An ecumenical conference for church youth workers will consider how the legacies of slavery in all its forms can still impact minority ethnic young people today, as the Bicentenary year of the Act for the Abolition of the Slave Trade comes to a close.

Coming at the end of Black History Month and being held during National Youth Work Week*, the conference will explore how youth work advisers and leaders can engage with the legacy of slavery to help and support young people to ‘free their minds’ and build positive relationships within their families, their journeys of Christian faith, and their wider communities.

The conference is taking place next week in London and is organised by the Youth Issues working group of the Church of England’s Committee for Minority Ethnic Anglican Concerns. Participants at the event will reflect on the passage in John’s Gospel where Jesus declares that His disciples will “know the truth, and the truth will make you free” (John 8:31-33).

The organisers hope to examine whether understanding the complex personal and societal issues of self-esteem, group belonging, career aspirations and racial justice can be assisted by reflecting on history.

The ‘think tank’ event will include contributions from a number of guest speakers, including Angela Sarkis CBE, National Secretary of the YMCA. These addresses will be followed by discussion on how the themes raised could be applied to youth work today, across urban, suburban, rural, educational and recreational contexts.

Dean Pusey, conference co-convenor and youth officer for the Diocese of Southwark, said: “This event will try and get to the core of what the Bicentenary really means for youth work and youth ministry. We will be exploring how all of us engaged in working with young people can help present the freedom that Christ offers in a way that has meaning for them, and how we can reflect that through worship, through activities, and through the way we relate with them on a personal level”.

The event follows a number of high-profile events to mark the Bicentenary as part of the Church of England’s ‘Making our Mark’ project, including March’s Walk of Witness through London, where 3,000 Christians commemorated the anniversary.

 

 

Notes

*The National Youth Agency's Youth Work Week 2007 is taking place from 1st - 7th November. The theme is All Different All Equal. For more information click here.

 

Mental health

The mental health charity MIND reports: “A study of adolescent psychiatric inpatients found that those from the black communities (African, Caribbean and British) were over-represented among those admitted with a psychotic disorder, compared to those from white groups. They were also more likely to be detained under the Mental Health Act, and to have been born outside the UK and have a refugee background.

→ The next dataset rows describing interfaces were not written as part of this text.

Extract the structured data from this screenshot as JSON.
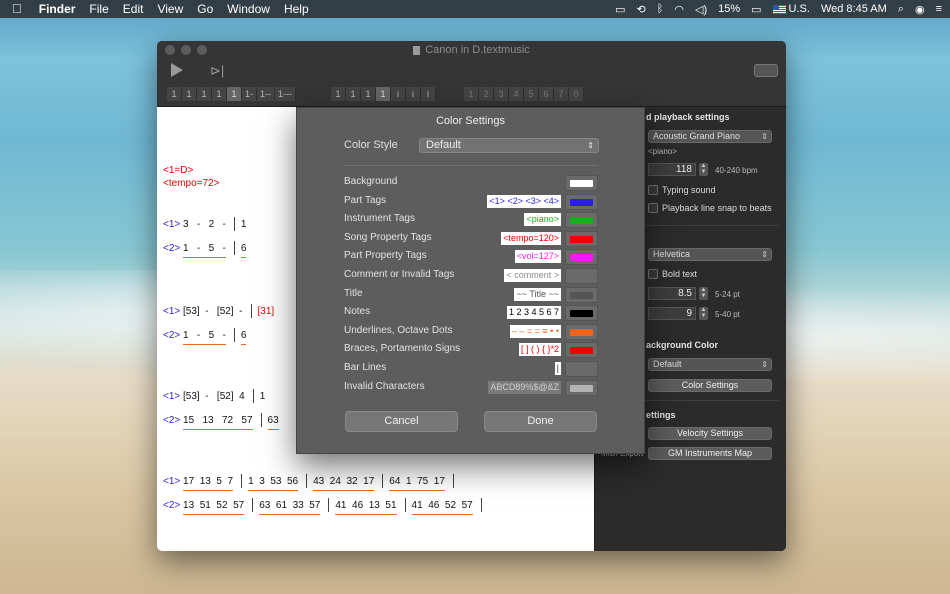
{
  "menubar": {
    "apple": "",
    "items": [
      "Finder",
      "File",
      "Edit",
      "View",
      "Go",
      "Window",
      "Help"
    ],
    "battery": "15%",
    "input_source": "U.S.",
    "clock": "Wed 8:45 AM"
  },
  "window": {
    "title": "Canon in D.textmusic",
    "play_icon": "play-icon",
    "step_icon": "step-play-icon",
    "duration_buttons": [
      "1",
      "1",
      "1",
      "1",
      "1",
      "1-",
      "1--",
      "1---"
    ],
    "dot_buttons": [
      "1",
      "1",
      "1",
      "1",
      "i",
      "i",
      "i"
    ],
    "number_buttons": [
      "1",
      "2",
      "3",
      "4",
      "5",
      "6",
      "7",
      "0"
    ]
  },
  "score": {
    "header_tag": "<1=D>",
    "tempo_tag": "<tempo=72>",
    "lines": [
      {
        "tag": "<1>",
        "notes": "3   -   2   -",
        "after": "1"
      },
      {
        "tag": "<2>",
        "notes": "1   -   5   -",
        "after": "6"
      },
      {
        "tag": "<1>",
        "notes": "[53]  -   [52]  -",
        "after": "[31]"
      },
      {
        "tag": "<2>",
        "notes": "1   -   5   -",
        "after": "6"
      },
      {
        "tag": "<1>",
        "notes": "[53]  -   [52]  4",
        "after": "1"
      },
      {
        "tag": "<2>",
        "notes": "15   13   72   57",
        "after": "63"
      }
    ],
    "full_lines": [
      {
        "tag": "<1>",
        "m1": "17  13  5  7",
        "m2": "1  3  53  56",
        "m3": "43  24  32  17",
        "m4": "64  1  75  17"
      },
      {
        "tag": "<2>",
        "m1": "13  51  52  57",
        "m2": "63  61  33  57",
        "m3": "41  46  13  51",
        "m4": "41  46  52  57"
      }
    ]
  },
  "panel": {
    "section_playback": "d playback settings",
    "instrument": "Acoustic Grand Piano",
    "instrument_tag": "<piano>",
    "tempo_value": "118",
    "tempo_range": "40-240 bpm",
    "typing_sound": "Typing sound",
    "snap_label": "Playback line snap to beats",
    "font": "Helvetica",
    "bold_text": "Bold text",
    "font_size": "8.5",
    "font_size_range": "5-24 pt",
    "spacing": "9",
    "spacing_range": "5-40 pt",
    "section_bg": "ackground Color",
    "bg_style": "Default",
    "color_settings_btn": "Color Settings",
    "section_settings": "ettings",
    "velocity_btn": "Velocity Settings",
    "midi_label": "MIDI Export",
    "gm_btn": "GM Instruments Map"
  },
  "dialog": {
    "title": "Color Settings",
    "style_label": "Color Style",
    "style_value": "Default",
    "rows": [
      {
        "label": "Background",
        "preview": "",
        "color": "#ffffff"
      },
      {
        "label": "Part Tags",
        "preview": "<1> <2> <3> <4>",
        "color": "#2a1fe8"
      },
      {
        "label": "Instrument Tags",
        "preview": "<piano>",
        "color": "#16b01e"
      },
      {
        "label": "Song Property Tags",
        "preview": "<tempo=120>",
        "color": "#f00000"
      },
      {
        "label": "Part Property Tags",
        "preview": "<vol=127>",
        "color": "#f01ee8"
      },
      {
        "label": "Comment or Invalid Tags",
        "preview": "< comment >",
        "color": "#6a6a6a"
      },
      {
        "label": "Title",
        "preview": "~~ Title ~~",
        "color": "#555555"
      },
      {
        "label": "Notes",
        "preview": "1 2 3 4 5 6 7",
        "color": "#000000"
      },
      {
        "label": "Underlines, Octave Dots",
        "preview": "– – = = ≡ • •",
        "color": "#f0641e"
      },
      {
        "label": "Braces, Portamento Signs",
        "preview": "[ ]  ( )  { }*2",
        "color": "#f00000"
      },
      {
        "label": "Bar Lines",
        "preview": "|",
        "color": "#6a6a6a"
      },
      {
        "label": "Invalid Characters",
        "preview": "ABCD89%$@&Z",
        "color": "#b4b4b4"
      }
    ],
    "cancel": "Cancel",
    "done": "Done"
  }
}
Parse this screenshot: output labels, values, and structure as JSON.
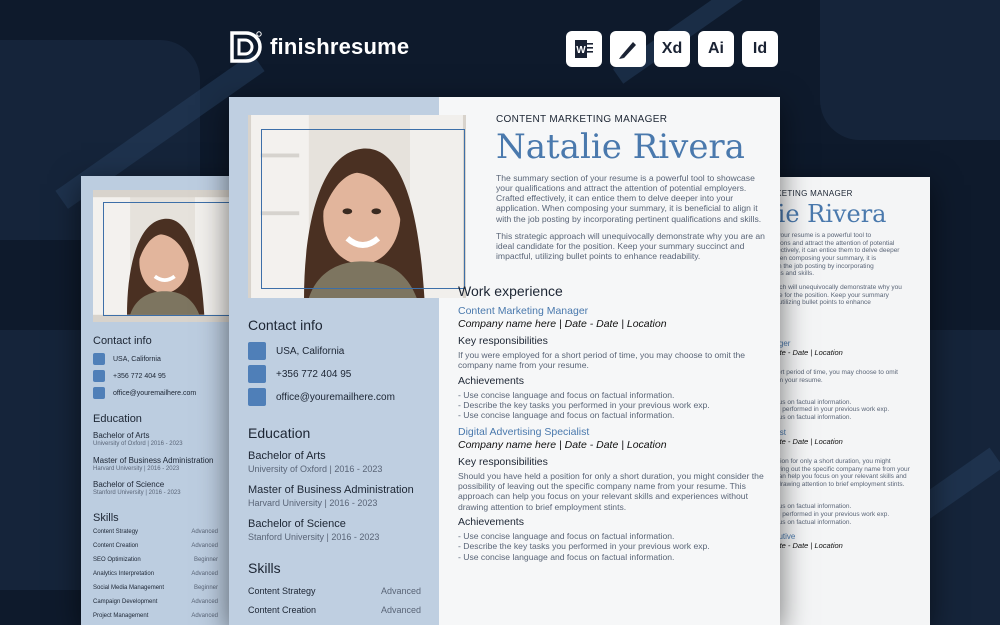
{
  "brand": {
    "name": "finishresume"
  },
  "formats": [
    {
      "label": "W",
      "icon": "word-icon"
    },
    {
      "label": "✎",
      "icon": "pen-icon"
    },
    {
      "label": "Xd",
      "icon": "xd-icon"
    },
    {
      "label": "Ai",
      "icon": "illustrator-icon"
    },
    {
      "label": "Id",
      "icon": "indesign-icon"
    }
  ],
  "resume": {
    "kicker": "CONTENT MARKETING MANAGER",
    "name": "Natalie Rivera",
    "summary1": "The summary section of your resume is a powerful tool to showcase your qualifications and attract the attention of potential employers. Crafted effectively, it can entice them to delve deeper into your application. When composing your summary, it is beneficial to align it with the job posting by incorporating pertinent qualifications and skills.",
    "summary2": "This strategic approach will unequivocally demonstrate why you are an ideal candidate for the position. Keep your summary succinct and impactful, utilizing bullet points to enhance readability.",
    "contact_title": "Contact info",
    "contacts": [
      "USA, California",
      "+356 772 404 95",
      "office@youremailhere.com"
    ],
    "education_title": "Education",
    "education": [
      {
        "degree": "Bachelor of Arts",
        "school": "University of Oxford | 2016 - 2023"
      },
      {
        "degree": "Master of Business Administration",
        "school": "Harvard University | 2016 - 2023"
      },
      {
        "degree": "Bachelor of Science",
        "school": "Stanford University | 2016 - 2023"
      }
    ],
    "skills_title": "Skills",
    "skills": [
      {
        "name": "Content Strategy",
        "level": "Advanced"
      },
      {
        "name": "Content Creation",
        "level": "Advanced"
      },
      {
        "name": "SEO Optimization",
        "level": "Beginner"
      },
      {
        "name": "Analytics Interpretation",
        "level": "Advanced"
      },
      {
        "name": "Social Media Management",
        "level": "Beginner"
      },
      {
        "name": "Campaign Development",
        "level": "Advanced"
      },
      {
        "name": "Project Management",
        "level": "Advanced"
      }
    ],
    "work_title": "Work experience",
    "jobs": [
      {
        "title": "Content Marketing Manager",
        "sub": "Company name here | Date - Date | Location",
        "resp_title": "Key responsibilities",
        "resp": "If you were employed for a short period of time, you may choose to omit the company name from your resume.",
        "ach_title": "Achievements",
        "ach": [
          "- Use concise language and focus on factual information.",
          "- Describe the key tasks you performed in your previous work exp.",
          "- Use concise language and focus on factual information."
        ]
      },
      {
        "title": "Digital Advertising Specialist",
        "sub": "Company name here | Date - Date | Location",
        "resp_title": "Key responsibilities",
        "resp": "Should you have held a position for only a short duration, you might consider the possibility of leaving out the specific company name from your resume. This approach can help you focus on your relevant skills and experiences without drawing attention to brief employment stints.",
        "ach_title": "Achievements",
        "ach": [
          "- Use concise language and focus on factual information.",
          "- Describe the key tasks you performed in your previous work exp.",
          "- Use concise language and focus on factual information."
        ]
      }
    ]
  },
  "right_page": {
    "kicker": "RKETING MANAGER",
    "name": "lie Rivera",
    "sum1": [
      "of your resume is a powerful tool to",
      "cations and attract the attention of potential",
      "effectively, it can entice them to delve deeper",
      "When composing your summary, it is",
      "with the job posting by incorporating",
      "tions and skills."
    ],
    "sum2": [
      "roach will unequivocally demonstrate why you",
      "date for the position. Keep your summary",
      "ul, utilizing bullet points to enhance"
    ],
    "j1_title": "nager",
    "j1_sub": "Date - Date | Location",
    "j1_resp": [
      "short period of time, you may choose to omit",
      "from your resume."
    ],
    "j1_ach": [
      "focus on factual information.",
      "you performed in your previous work exp.",
      "focus on factual information."
    ],
    "j2_title": "ialist",
    "j2_sub": "Date - Date | Location",
    "j2_resp": [
      "osition for only a short duration, you might",
      "eaving out the specific company name from your",
      "h can help you focus on your relevant skills and",
      "ut drawing attention to brief employment stints."
    ],
    "j2_ach": [
      "focus on factual information.",
      "you performed in your previous work exp.",
      "focus on factual information."
    ],
    "j3_title": "ecutive",
    "j3_sub": "Date - Date | Location"
  }
}
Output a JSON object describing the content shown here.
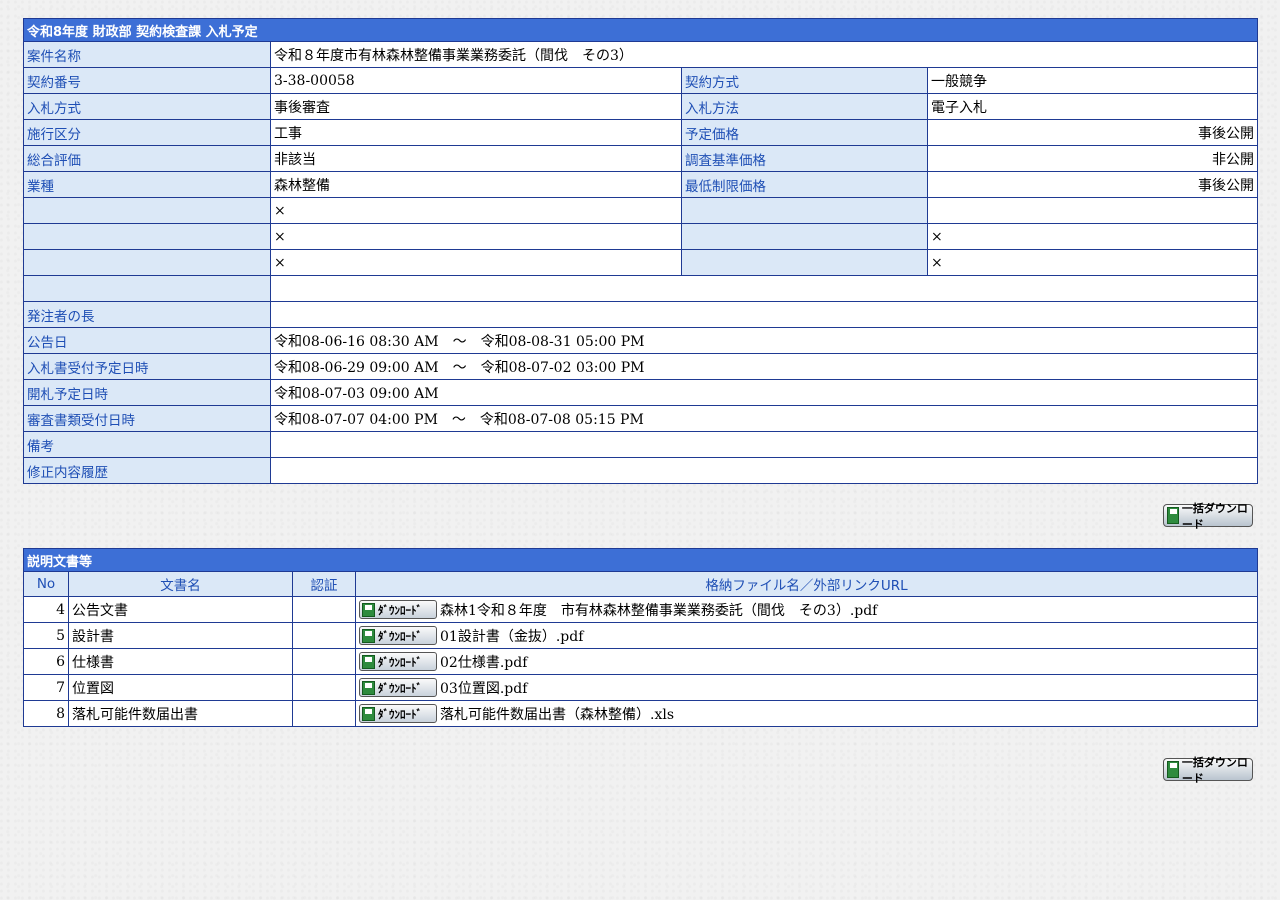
{
  "header": {
    "title": "令和8年度 財政部 契約検査課 入札予定"
  },
  "info": {
    "project_name_label": "案件名称",
    "project_name": "令和８年度市有林森林整備事業業務委託（間伐　その3）",
    "rows": [
      {
        "l1": "契約番号",
        "v1": "3-38-00058",
        "l2": "契約方式",
        "v2": "一般競争"
      },
      {
        "l1": "入札方式",
        "v1": "事後審査",
        "l2": "入札方法",
        "v2": "電子入札"
      },
      {
        "l1": "施行区分",
        "v1": "工事",
        "l2": "予定価格",
        "v2": "事後公開"
      },
      {
        "l1": "総合評価",
        "v1": "非該当",
        "l2": "調査基準価格",
        "v2": "非公開"
      },
      {
        "l1": "業種",
        "v1": "森林整備",
        "l2": "最低制限価格",
        "v2": "事後公開"
      },
      {
        "l1": "",
        "v1": "×",
        "l2": "",
        "v2": ""
      },
      {
        "l1": "",
        "v1": "×",
        "l2": "",
        "v2": "×"
      },
      {
        "l1": "",
        "v1": "×",
        "l2": "",
        "v2": "×"
      }
    ],
    "wide_rows": [
      {
        "label": "",
        "value": ""
      },
      {
        "label": "発注者の長",
        "value": ""
      },
      {
        "label": "公告日",
        "value": "令和08-06-16 08:30 AM　～　令和08-08-31 05:00 PM"
      },
      {
        "label": "入札書受付予定日時",
        "value": "令和08-06-29 09:00 AM　～　令和08-07-02 03:00 PM"
      },
      {
        "label": "開札予定日時",
        "value": "令和08-07-03 09:00 AM"
      },
      {
        "label": "審査書類受付日時",
        "value": "令和08-07-07 04:00 PM　～　令和08-07-08 05:15 PM"
      },
      {
        "label": "備考",
        "value": ""
      },
      {
        "label": "修正内容履歴",
        "value": ""
      }
    ]
  },
  "bulk_download_label": "一括ダウンロード",
  "documents": {
    "title": "説明文書等",
    "columns": {
      "no": "No",
      "name": "文書名",
      "cert": "認証",
      "file": "格納ファイル名／外部リンクURL"
    },
    "download_label": "ﾀﾞｳﾝﾛｰﾄﾞ",
    "rows": [
      {
        "no": "4",
        "name": "公告文書",
        "cert": "",
        "file": "森林1令和８年度　市有林森林整備事業業務委託（間伐　その3）.pdf"
      },
      {
        "no": "5",
        "name": "設計書",
        "cert": "",
        "file": "01設計書（金抜）.pdf"
      },
      {
        "no": "6",
        "name": "仕様書",
        "cert": "",
        "file": "02仕様書.pdf"
      },
      {
        "no": "7",
        "name": "位置図",
        "cert": "",
        "file": "03位置図.pdf"
      },
      {
        "no": "8",
        "name": "落札可能件数届出書",
        "cert": "",
        "file": "落札可能件数届出書（森林整備）.xls"
      }
    ]
  },
  "colors": {
    "title_bg": "#3d6fd6",
    "label_bg": "#dbe8f7",
    "label_text": "#1f4fb5",
    "border": "#1f3a93"
  }
}
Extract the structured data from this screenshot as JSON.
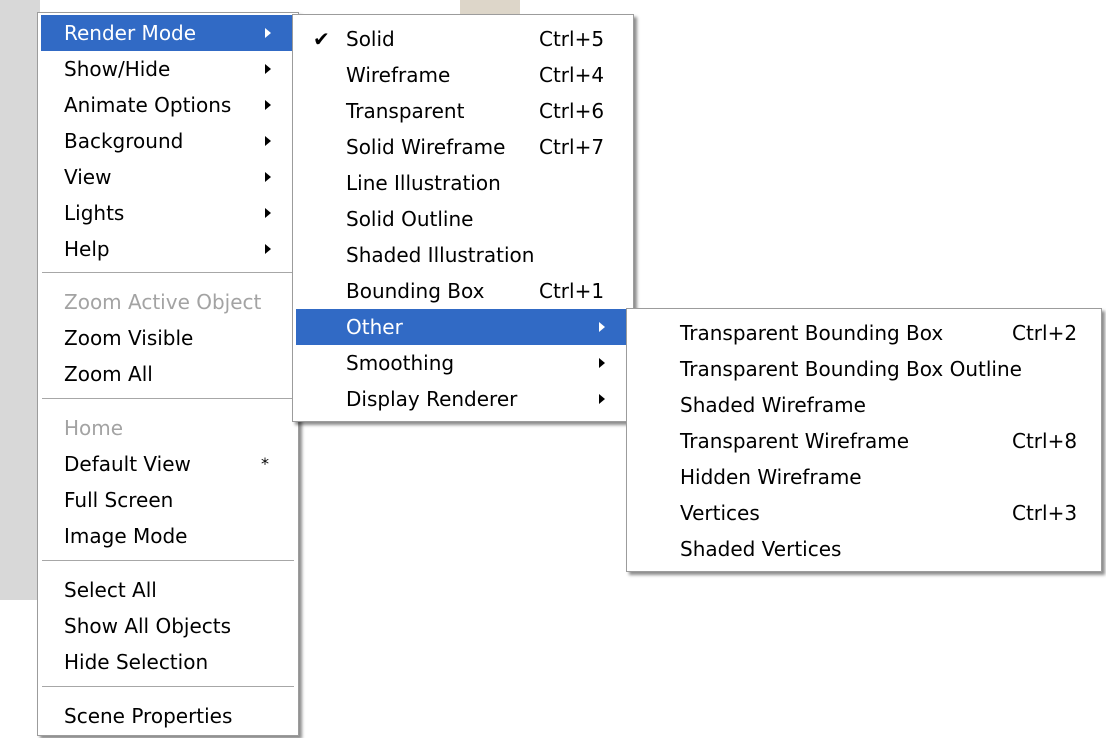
{
  "main_menu": {
    "items": [
      {
        "label": "Render Mode"
      },
      {
        "label": "Show/Hide"
      },
      {
        "label": "Animate Options"
      },
      {
        "label": "Background"
      },
      {
        "label": "View"
      },
      {
        "label": "Lights"
      },
      {
        "label": "Help"
      },
      {
        "label": "Zoom Active Object"
      },
      {
        "label": "Zoom Visible"
      },
      {
        "label": "Zoom All"
      },
      {
        "label": "Home"
      },
      {
        "label": "Default View",
        "shortcut": "*"
      },
      {
        "label": "Full Screen"
      },
      {
        "label": "Image Mode"
      },
      {
        "label": "Select All"
      },
      {
        "label": "Show All Objects"
      },
      {
        "label": "Hide Selection"
      },
      {
        "label": "Scene Properties"
      }
    ]
  },
  "render_mode_menu": {
    "check_glyph": "✔",
    "items": [
      {
        "label": "Solid",
        "shortcut": "Ctrl+5",
        "checked": true
      },
      {
        "label": "Wireframe",
        "shortcut": "Ctrl+4"
      },
      {
        "label": "Transparent",
        "shortcut": "Ctrl+6"
      },
      {
        "label": "Solid Wireframe",
        "shortcut": "Ctrl+7"
      },
      {
        "label": "Line Illustration"
      },
      {
        "label": "Solid Outline"
      },
      {
        "label": "Shaded Illustration"
      },
      {
        "label": "Bounding Box",
        "shortcut": "Ctrl+1"
      },
      {
        "label": "Other"
      },
      {
        "label": "Smoothing"
      },
      {
        "label": "Display Renderer"
      }
    ]
  },
  "other_menu": {
    "items": [
      {
        "label": "Transparent Bounding Box",
        "shortcut": "Ctrl+2"
      },
      {
        "label": "Transparent Bounding Box Outline"
      },
      {
        "label": "Shaded Wireframe"
      },
      {
        "label": "Transparent Wireframe",
        "shortcut": "Ctrl+8"
      },
      {
        "label": "Hidden Wireframe"
      },
      {
        "label": "Vertices",
        "shortcut": "Ctrl+3"
      },
      {
        "label": "Shaded Vertices"
      }
    ]
  },
  "colors": {
    "highlight": "#316ac5",
    "disabled_text": "#a3a3a3",
    "menu_border": "#9c9c9c"
  }
}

This suggests that while they may well be subject to discrimination within the system, they may also be more vulnerable to serious mental health problems because of early life experiences.”

Reference:  Tolmac, J. and Hodes, M. 2004, 'Ethnic variation among adolescent psychiatric in-patients with psychotic disorders', Br J Psychiatry, vol 184, 428-431; quoted here.

 

Crime

The conference is taking place during a year where there have been more than 20 gun or gang related deaths of young people across the country. Many of the victims and perpetrators of these crimes are minority ethnic young people. It is also a year in which public debate over the role and targeting of police ‘stop and search’ powers has continued.